WORK INSTRUCTION: Each line that contains the word "icon" is to be copied from the records below.

RECORDS FOR THIS TASK:
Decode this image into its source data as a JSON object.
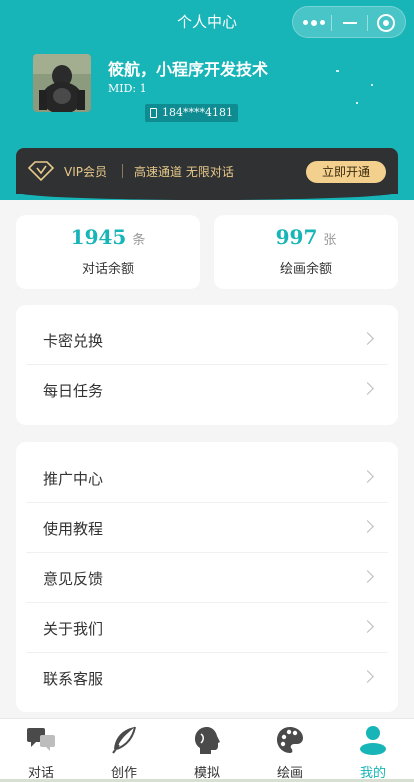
{
  "header": {
    "title": "个人中心"
  },
  "profile": {
    "name": "筱航，小程序开发技术",
    "mid": "MID: 1",
    "phone": "184****4181"
  },
  "vip": {
    "label": "VIP会员",
    "desc": "高速通道 无限对话",
    "button": "立即开通",
    "colors": {
      "background": "#2f3133",
      "gold": "#e8c98a",
      "button": "#f3d08d"
    }
  },
  "stats": [
    {
      "value": "1945",
      "unit": "条",
      "label": "对话余额"
    },
    {
      "value": "997",
      "unit": "张",
      "label": "绘画余额"
    }
  ],
  "menu1": [
    {
      "label": "卡密兑换"
    },
    {
      "label": "每日任务"
    }
  ],
  "menu2": [
    {
      "label": "推广中心"
    },
    {
      "label": "使用教程"
    },
    {
      "label": "意见反馈"
    },
    {
      "label": "关于我们"
    },
    {
      "label": "联系客服"
    }
  ],
  "tabs": [
    {
      "label": "对话",
      "icon": "chat-icon"
    },
    {
      "label": "创作",
      "icon": "feather-icon"
    },
    {
      "label": "模拟",
      "icon": "head-profile-icon"
    },
    {
      "label": "绘画",
      "icon": "palette-icon"
    },
    {
      "label": "我的",
      "icon": "user-icon",
      "active": true
    }
  ],
  "colors": {
    "accent": "#17b4b8",
    "page_bg": "#f5f5f5"
  }
}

FINISHED TASK:
      "icon": "chat-icon"
      "icon": "feather-icon"
      "icon": "head-profile-icon"
      "icon": "palette-icon"
      "icon": "user-icon",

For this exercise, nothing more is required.